Econet: Successful in some bids
The country’s biggest telecoms firm, which needs forex to keep its network going, says it has managed to raise some of its forex needs at auction: “The Company welcomes introduction of the Foreign Currency Auction System by the Reserve Bank of Zimbabwe and has been successful in some of its bids on the auction system.”
Afdis: auction lifting the spirits
Afdis, which makes spirits, wines and other liquor, says: “The ability of customers to settle in foreign currency and the foreign currency auction system have brought the well needed relief to the industry and the economy at large. The company was able to meet all its demand and satisfy the market requirements owing to the improved foreign currency supply.
Truworths: Product availability
The clothing retailer says: “Product availability was constrained during the reporting period due to foreign currency unavailability and pricing constraints.
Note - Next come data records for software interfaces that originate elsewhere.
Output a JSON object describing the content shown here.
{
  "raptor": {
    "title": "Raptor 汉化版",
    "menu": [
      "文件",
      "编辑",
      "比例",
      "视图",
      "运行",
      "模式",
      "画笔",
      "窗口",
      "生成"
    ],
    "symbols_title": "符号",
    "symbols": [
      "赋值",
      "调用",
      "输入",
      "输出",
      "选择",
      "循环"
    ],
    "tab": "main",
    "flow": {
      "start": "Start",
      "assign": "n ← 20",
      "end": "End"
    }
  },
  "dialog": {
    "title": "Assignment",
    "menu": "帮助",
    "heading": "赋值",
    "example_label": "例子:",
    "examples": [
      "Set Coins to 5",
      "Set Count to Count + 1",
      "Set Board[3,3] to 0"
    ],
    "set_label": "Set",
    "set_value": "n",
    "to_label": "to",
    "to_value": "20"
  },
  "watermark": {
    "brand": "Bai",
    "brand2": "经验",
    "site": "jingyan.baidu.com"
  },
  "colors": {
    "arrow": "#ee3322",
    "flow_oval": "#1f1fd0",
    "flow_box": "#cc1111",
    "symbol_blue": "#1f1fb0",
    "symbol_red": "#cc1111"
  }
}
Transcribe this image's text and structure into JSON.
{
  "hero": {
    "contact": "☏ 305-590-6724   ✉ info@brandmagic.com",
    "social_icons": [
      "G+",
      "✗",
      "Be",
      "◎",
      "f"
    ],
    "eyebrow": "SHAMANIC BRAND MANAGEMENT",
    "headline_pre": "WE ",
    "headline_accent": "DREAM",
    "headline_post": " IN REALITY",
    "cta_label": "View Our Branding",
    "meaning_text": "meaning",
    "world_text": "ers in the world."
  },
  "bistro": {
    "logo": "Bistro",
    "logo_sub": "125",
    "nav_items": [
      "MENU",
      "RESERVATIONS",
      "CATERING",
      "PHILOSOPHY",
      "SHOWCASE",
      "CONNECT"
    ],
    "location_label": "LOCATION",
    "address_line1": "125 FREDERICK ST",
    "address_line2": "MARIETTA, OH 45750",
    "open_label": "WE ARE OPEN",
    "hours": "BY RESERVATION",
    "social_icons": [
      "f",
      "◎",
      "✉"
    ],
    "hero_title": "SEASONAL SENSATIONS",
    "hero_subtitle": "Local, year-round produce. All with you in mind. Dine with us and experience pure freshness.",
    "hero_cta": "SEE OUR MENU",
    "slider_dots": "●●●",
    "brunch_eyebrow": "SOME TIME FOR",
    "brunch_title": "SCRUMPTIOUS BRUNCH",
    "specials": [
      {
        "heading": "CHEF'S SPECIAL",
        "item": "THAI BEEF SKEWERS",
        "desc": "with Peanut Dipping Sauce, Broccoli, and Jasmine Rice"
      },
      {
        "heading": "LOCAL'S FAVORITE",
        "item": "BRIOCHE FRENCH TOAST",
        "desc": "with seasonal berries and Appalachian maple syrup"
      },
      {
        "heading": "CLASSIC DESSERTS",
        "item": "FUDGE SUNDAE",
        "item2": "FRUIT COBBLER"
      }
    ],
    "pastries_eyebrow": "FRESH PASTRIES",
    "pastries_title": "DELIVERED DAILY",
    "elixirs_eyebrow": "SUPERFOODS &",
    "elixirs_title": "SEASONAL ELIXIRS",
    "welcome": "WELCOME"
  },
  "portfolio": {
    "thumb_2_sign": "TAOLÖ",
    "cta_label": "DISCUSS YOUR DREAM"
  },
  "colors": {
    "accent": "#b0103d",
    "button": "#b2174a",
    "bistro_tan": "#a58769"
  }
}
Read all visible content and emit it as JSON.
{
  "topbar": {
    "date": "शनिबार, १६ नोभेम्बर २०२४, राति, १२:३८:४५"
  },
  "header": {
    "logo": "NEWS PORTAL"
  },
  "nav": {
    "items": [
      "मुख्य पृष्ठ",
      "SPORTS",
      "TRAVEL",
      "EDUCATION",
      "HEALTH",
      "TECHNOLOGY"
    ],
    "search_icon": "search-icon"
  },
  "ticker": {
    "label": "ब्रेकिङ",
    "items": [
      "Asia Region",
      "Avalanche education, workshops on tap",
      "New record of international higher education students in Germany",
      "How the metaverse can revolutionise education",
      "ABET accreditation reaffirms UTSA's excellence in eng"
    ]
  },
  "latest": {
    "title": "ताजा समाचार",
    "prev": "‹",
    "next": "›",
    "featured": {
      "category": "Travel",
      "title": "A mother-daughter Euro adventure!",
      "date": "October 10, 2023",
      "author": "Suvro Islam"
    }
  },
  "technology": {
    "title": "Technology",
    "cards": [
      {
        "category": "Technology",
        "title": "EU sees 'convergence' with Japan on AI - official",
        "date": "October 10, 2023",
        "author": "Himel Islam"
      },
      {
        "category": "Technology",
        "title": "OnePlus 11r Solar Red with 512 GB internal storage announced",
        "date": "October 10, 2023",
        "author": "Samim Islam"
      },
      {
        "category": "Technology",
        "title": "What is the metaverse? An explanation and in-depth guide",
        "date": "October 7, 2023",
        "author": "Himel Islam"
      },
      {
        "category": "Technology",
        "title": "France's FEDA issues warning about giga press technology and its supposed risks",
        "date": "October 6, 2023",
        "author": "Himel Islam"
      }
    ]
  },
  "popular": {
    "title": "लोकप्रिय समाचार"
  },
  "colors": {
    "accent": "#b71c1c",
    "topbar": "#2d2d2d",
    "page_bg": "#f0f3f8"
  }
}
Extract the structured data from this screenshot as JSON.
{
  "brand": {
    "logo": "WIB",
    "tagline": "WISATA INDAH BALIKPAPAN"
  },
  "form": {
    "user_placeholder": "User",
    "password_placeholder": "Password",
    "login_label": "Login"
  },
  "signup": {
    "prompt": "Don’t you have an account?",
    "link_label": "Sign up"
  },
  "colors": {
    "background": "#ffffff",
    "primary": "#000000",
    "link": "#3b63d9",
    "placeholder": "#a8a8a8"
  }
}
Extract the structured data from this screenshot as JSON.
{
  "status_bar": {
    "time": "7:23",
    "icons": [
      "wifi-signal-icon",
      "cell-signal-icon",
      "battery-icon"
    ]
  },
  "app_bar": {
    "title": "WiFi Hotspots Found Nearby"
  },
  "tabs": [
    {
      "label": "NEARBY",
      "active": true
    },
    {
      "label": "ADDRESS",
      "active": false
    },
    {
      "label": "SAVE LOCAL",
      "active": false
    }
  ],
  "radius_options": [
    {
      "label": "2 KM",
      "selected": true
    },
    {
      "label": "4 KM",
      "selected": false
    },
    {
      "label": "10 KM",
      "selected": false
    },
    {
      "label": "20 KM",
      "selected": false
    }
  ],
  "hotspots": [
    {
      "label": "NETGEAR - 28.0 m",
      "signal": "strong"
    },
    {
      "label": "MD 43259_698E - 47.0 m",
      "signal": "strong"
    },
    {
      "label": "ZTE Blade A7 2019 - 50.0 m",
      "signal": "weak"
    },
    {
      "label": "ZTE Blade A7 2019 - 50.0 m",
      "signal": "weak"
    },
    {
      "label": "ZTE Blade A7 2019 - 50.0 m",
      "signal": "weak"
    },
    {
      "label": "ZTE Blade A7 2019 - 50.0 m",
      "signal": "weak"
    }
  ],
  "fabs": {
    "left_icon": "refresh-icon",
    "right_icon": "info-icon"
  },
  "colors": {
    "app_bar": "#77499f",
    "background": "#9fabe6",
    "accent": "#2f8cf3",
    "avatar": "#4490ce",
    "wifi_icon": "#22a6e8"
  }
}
This has since improved with the introduction of the Foreign Exchange Auction by the Central Bank. But the company is worried about continued Zimdollar liquidity shortages.
Edgars: Carousel’s gain
The auction has helped clothing retailer Edgars’ manufacturing arm: “Carousel has benefitted from the introduction of the foreign currency auction through access to foreign currency for importation of fabric and machinery for retooling.”
Dairibord: Milking it
The country’s biggest dairy says: “The introduction of the foreign currency auction system and Statutory Instrument 185 of 2020 improved foreign currency availability and stability resulting in enhanced planning, efficiency and value preservation.”
Seed Co: Inflation worry
In August, the seed producer raised concern over the impact on prices: “Meanwhile, the introduction of the weekly foreign exchange auction saw the ZWL$ plummet from the previous fixed exchange rate of 25.0 to 57.4 per US$ at the initial auction held on 23 June 2020.”
The company said it would ensure its prices track the exchange rate to minimise losses caused by the softening local currency.
BAT: time to exhale?
The cigarette maker imports the bulk of its raw materials, such as the special paper and filters. It says: “The foreign currency auction platform has opened access to foreign currency required for raw materials imports and has brought about stabilization of the exchange rate which will alleviate some of these challenging trading conditions.”
Turnall: Better planning
The construction materials producer says: “The operating environment for the third quarter improved due to the stability of the foreign exchange rate after the introduction of the foreign currency auction system. The prices for goods and services have relatively remained stable and this has enabled the business sector to improve the planning process.”
Strong bounce-back by Turnall in the quarter to September: Sales volumes 11% higher than in the same quarter of 2019, and 81% above the previous COVID-hit quarter.
Production for the last quarter was 31% higher than in the comparable period last year. pic.twitter.com/kfPVFTSPLk
— newZWire (@newswireZW) November 12, 2020
Masimba: building blocks
The construction company says: “The trading environment in the last quarter ended 30 September 2020 was largely stable supported by the Foreign Currency Exchange auction system and a contractionary fiscal policy. This, resultantly, contributed to the progressive reduction of month-on-month inflation and stability of prices of construction materials and services.”
Medtech: Bitter pill
The medical equipment supplier says the auction had the side effect of higher costs: “As anticipated, the price discovery process resulted in the local currency depreciating from a fixed rate of USD1: ZWL25 to USD1: ZWL81.44 as of 30 September 2020. This caused significant duty increases resulting in subdued demand. During that third quarter, the exchange rate had somewhat stabilised although the market remains distorted and operating expenses continued to reflect a premium to this rate.”